- Canada has approved its first Bitcoin ETF.
- The Securities and Exchange Commission has consistently denied Bitcoin ETF applications in the US.
- Investors looking for BTC exposure without ownership can use the Grayscale Bitcoin Trust.
Yesterday, securities regulators in Ontario, Canada, approved the first Bitcoin exchange-traded fund (ETF) in North America. The Purpose Bitcoin ETF will run on the Toronto Stock Exchange and allow everyday investors to incorporate “stock” in Bitcoin into their portfolios.
US firms such as crypto custodian Gemini and investment management firm VanEck, meanwhile, have been trying to get a to be approved by the Securities and Exchange Commission (SEC) for years, to no avail.
But the Canada ETF approval could help US regulators become more comfortable with allowing such a product in the United States.
An ETF is an investment vehicle that tracks the price of an asset or group of assets. It’s listed on stock exchanges and traded throughout the day just like a stock. A Bitcoin ETF, therefore, allows people to “buy” without actually buying Bitcoin; they reap the benefits of having BTC in their portfolio, but someone else takes the trouble of holding it (and charges investors a fee).
On the surface, that sounds a bit like the Grayscale Bitcoin Trust, which also provides a way for traditional investors to get exposure to Bitcoin without going through a cryptocurrency exchange. You can trade GBTC through a brokerage firm and even incorporate it into tax-advantaged retirement accounts, such as IRAs.
There’s a downside, however: the Grayscale Bitcoin Trust comes with a premium.
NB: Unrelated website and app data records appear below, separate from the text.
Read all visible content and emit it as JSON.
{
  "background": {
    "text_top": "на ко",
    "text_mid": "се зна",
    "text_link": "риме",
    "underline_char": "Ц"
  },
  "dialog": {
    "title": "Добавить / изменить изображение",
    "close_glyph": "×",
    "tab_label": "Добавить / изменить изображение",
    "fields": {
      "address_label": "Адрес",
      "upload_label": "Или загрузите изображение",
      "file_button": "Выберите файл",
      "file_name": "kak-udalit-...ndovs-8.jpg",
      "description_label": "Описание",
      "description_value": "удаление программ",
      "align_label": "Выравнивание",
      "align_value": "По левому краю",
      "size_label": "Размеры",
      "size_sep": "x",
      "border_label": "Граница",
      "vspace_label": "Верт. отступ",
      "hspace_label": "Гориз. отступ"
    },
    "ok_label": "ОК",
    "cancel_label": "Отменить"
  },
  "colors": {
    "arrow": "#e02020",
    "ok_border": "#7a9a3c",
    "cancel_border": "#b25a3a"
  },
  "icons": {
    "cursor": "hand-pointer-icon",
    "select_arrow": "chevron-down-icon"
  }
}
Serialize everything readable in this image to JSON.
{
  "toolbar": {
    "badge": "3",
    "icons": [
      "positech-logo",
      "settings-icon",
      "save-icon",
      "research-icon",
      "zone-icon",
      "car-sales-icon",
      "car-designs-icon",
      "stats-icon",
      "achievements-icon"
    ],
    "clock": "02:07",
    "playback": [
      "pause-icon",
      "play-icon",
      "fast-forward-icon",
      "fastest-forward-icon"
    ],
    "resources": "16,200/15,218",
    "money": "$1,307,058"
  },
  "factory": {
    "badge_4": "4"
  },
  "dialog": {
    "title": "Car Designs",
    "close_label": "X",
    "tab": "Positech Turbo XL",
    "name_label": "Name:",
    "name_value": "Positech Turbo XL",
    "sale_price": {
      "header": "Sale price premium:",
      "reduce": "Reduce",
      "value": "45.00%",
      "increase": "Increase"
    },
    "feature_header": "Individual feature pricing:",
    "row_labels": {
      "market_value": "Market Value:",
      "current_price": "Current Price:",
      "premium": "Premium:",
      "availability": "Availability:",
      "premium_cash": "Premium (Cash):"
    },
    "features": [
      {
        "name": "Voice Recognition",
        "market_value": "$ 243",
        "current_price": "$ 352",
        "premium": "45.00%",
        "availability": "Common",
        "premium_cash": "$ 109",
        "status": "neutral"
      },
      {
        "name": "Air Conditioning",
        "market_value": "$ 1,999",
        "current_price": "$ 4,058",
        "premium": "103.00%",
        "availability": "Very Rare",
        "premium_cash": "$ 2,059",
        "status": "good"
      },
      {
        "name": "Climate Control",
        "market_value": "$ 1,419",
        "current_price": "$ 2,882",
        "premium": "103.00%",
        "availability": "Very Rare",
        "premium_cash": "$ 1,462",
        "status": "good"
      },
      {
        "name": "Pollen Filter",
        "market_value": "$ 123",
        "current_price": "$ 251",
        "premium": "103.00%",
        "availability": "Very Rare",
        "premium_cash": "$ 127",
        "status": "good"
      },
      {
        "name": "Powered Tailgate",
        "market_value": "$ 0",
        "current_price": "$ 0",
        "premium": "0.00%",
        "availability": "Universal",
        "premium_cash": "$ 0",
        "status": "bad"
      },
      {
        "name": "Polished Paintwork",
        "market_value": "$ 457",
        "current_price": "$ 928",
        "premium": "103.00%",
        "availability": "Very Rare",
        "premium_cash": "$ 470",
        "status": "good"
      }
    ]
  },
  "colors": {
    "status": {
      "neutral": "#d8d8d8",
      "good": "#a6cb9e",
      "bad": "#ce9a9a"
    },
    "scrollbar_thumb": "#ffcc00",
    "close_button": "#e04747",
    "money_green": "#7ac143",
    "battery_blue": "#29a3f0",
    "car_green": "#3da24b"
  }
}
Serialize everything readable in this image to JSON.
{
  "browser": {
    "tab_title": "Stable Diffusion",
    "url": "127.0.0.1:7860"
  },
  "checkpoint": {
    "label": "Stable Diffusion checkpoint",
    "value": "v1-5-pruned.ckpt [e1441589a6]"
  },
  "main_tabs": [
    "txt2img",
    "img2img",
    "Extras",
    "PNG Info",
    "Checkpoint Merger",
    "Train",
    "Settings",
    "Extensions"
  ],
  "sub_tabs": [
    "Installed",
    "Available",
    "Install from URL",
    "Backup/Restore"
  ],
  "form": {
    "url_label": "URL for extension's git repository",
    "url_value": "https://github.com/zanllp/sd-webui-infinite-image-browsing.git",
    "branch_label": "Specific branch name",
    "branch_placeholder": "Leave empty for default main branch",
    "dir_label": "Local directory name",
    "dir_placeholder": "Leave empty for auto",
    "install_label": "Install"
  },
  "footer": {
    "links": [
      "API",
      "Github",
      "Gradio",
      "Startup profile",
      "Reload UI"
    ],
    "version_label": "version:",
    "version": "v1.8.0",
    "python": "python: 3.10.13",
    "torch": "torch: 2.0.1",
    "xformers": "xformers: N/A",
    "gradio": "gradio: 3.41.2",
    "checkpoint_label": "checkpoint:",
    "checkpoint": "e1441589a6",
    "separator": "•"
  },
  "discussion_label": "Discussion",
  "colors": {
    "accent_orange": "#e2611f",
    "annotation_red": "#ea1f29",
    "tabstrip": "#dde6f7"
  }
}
It can be more expensive to buy GBTC shares than to just buy Bitcoin—and that’s on top of the 2% management fees.
Drew Voros, writing for ETF.com in December 2020, explained why a Bitcoin ETF is so desirable, given the presence of the Grayscale Bitcoin Trust: “GBTC, which allows accredited investors to buy into the fund through periodic private placements, is plagued by a 20% premium that reflects the demand for a secure investment vehicle for bitcoin. There’s no other way to get bitcoin exposure in a traded fund.” The premium, which fluctuates given market forces, is now closer to 5%.
Patrick Rooney, a product marketing manager at electronic trading infrastructure firm Trading Technologies, told Decrypt, “There’s absolutely a hunger for ETFs and plenty of them.” According to Rooney, they make for “great trading/spreading products.” So, they can be used for options contracts.
But will the US get one?
VanEck, which first filed for a Bitcoin ETF in 2017 and in December re-filed, is hoping so. Gabor Gurbacs, VanEck Director of Digital Assets Strategy, told Decrypt, “I can’t comment on a filing in registration. Generally I’d say Canadian approvals help the case for a U.S. Bitcoin ETF.”
Justin Hartzman, CEO of CoinSmart, a registered crypto exchange based in Toronto, thinks other countries may be watching Canada’s experiment.
“This is a unique position for Canada to be in—typically we would see that regulators in Canada would take a similar approach to what they would see in the United States,” he told Decrypt. “Regulators globally, not just in Canada, are paying more attention to crypto and without a doubt there will be more consultations with industry experts and there will be more regulatory guidance to follow. It might not be immediate, but if that happens the rest of the world could look to Canada as an example and leader.”